Everyone in South Africa is protected by our constitution and the right to privacy is one of the strongest rights upheld and protected by the constitution. What is clear and protected is the right to grow or use cannabis in the privacy of your own home.
What the Constitutional Court failed to do was define the scope of private use and instead left this up to the discretion of those who enforce our laws, namely the courts, prosecutors and police.
The judgement did expand the use and possession of cannabis beyond the scope of home or private dwelling. This is inline with the right of privacy as enshrined in our constitution. So, the right of privacy also extends to ones car, ones handbag, and any space that could be viewed as private in nature.To search any of these places would be an infringement of a persons right to privacy and therefore illegal for law enforcement to do.
A further insight into the judgement is that it may be possible to use cannabis related products in a group provided that all parties are over the age of 18 years.
How much is too much?
The Constitutional Court never prescribed what is the quantity of cannabis that would be considered personal use vs commercial use.
What the court did instead is give parliament 24 months from the date of the judgement to define and include appropriate provisions into the relevant legislation that currently governs this topic. That 24 month deadline will be September 2020, so within the next 7 months the powers that be must clarify this point. The industry at large is waiting eagerly to see how this will be defined and regulated going forward.
Till these provisions are implemented. The South African law enforcement has the discretion, to decide what is a reasonable amount of cannabis in a persons possession and whether that amount qualifies for private or commercial use.
To help guide police officers, the National Commissioner of the South African Police service (SAPS). Has issued a directive to its officers that sets out certain considerations that must be considered when someone is found in possession of cannabis.
Based on the directive that was issued by the National Commissioner of Police, SAPS officers are required to take note of the circumstances and surrounding facts, when determining whether the cannabis in the suspects possession is for personnel or commercial consumption.
If the suspect fails to provide a satisfactory explanation, then the police officer is allows to use discretion and decide what action can be taken if any.
If the police officer is not sure if the cannabis in the suspects possession is for personal or commercial consumption, the police officer must register a criminal case docket and determine the weight of the cannabis that the suspect has in their possession. The decision to prosecute will then lie with the prosecutor at the magistrates court.
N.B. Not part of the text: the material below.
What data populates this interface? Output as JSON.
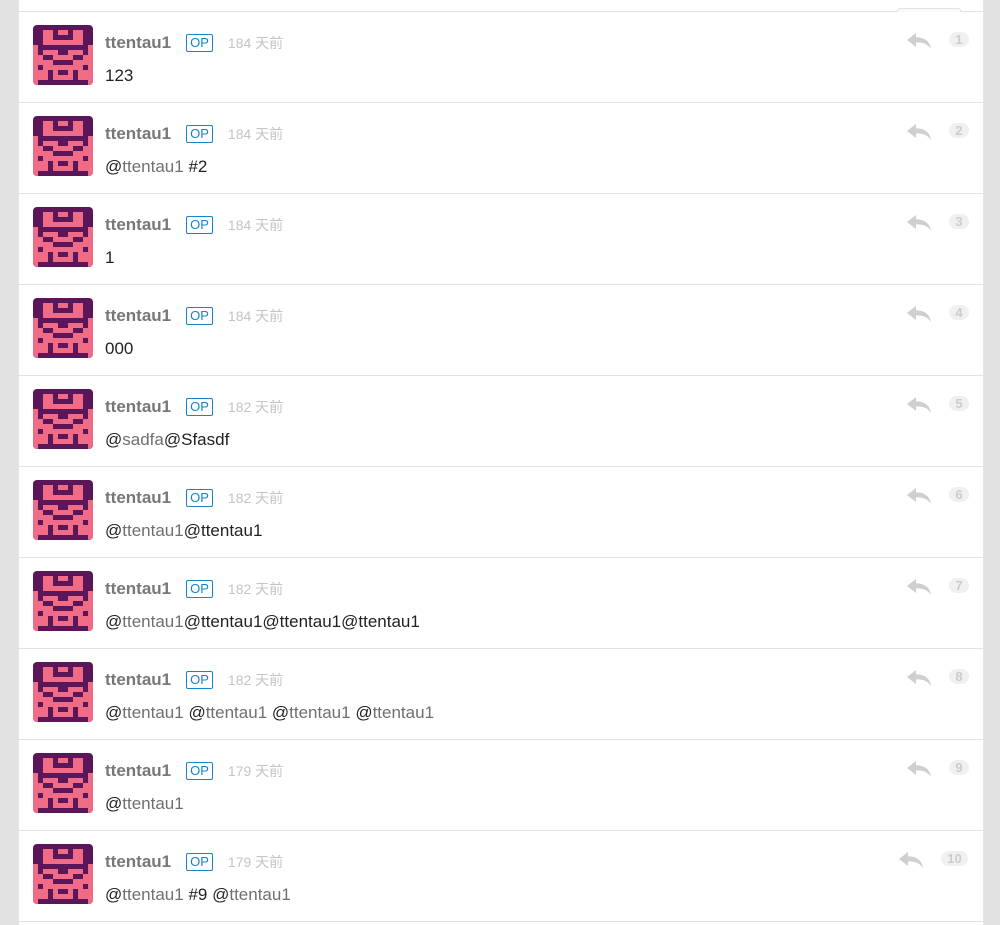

In the event that the SAPS official is happy that the amount of cannabis in the suspects possession is small enough to qualify for personal use, then the suspect should not be arrested but the amount of cannabis should be recorded with his decisions not to proceed to arrest the suspect on his or her pocket book or diary.
In all cases, police discretion must be exercised in ‘good faith, rationally and not arbitrarily’.
Health supplements exempted – for 12 months
Currently, there is an exception for Cannabis products that are marketed specifically as health supplements and contain a daily dose of less than 20mg of cannabidiol and less than 0.001% of THC.
Products that comply are allowed to be bought and sold as a result of the exemption that was published in the Government Gazette on 23 May 2019.
Playing it safe till Parliament clearly defines personal use
Till Parliament has clarified the grey areas of regulation that currently exist with our cannabis industry, you need to be careful.
- You may use it for your personal recreational or medicinal use, alone or with friends and family over the age of 18, in spaces not open to groups other than your own.
- Grow only as much as necessary for your personal use; where unsure, rather be conservative.
- Other than in the case of specific health supplements and processed hemp fibre detailed above, buying and selling cannabis or any cannabis-containing product is currently not legally permissible.
What happens next?
We will have to sit and wait for Parliament to make the next move. Whatever happens we can be assured that the global awakening to the amazing benefits that CBD and Cannabis possess is going to help strengthen the fact that this plant and its oils need to be made available to anyone over the age of 18 years that wants to use it. We look forward to our government making amendments to the law to bring it in line with the Constitutional Court ruling back in 2018.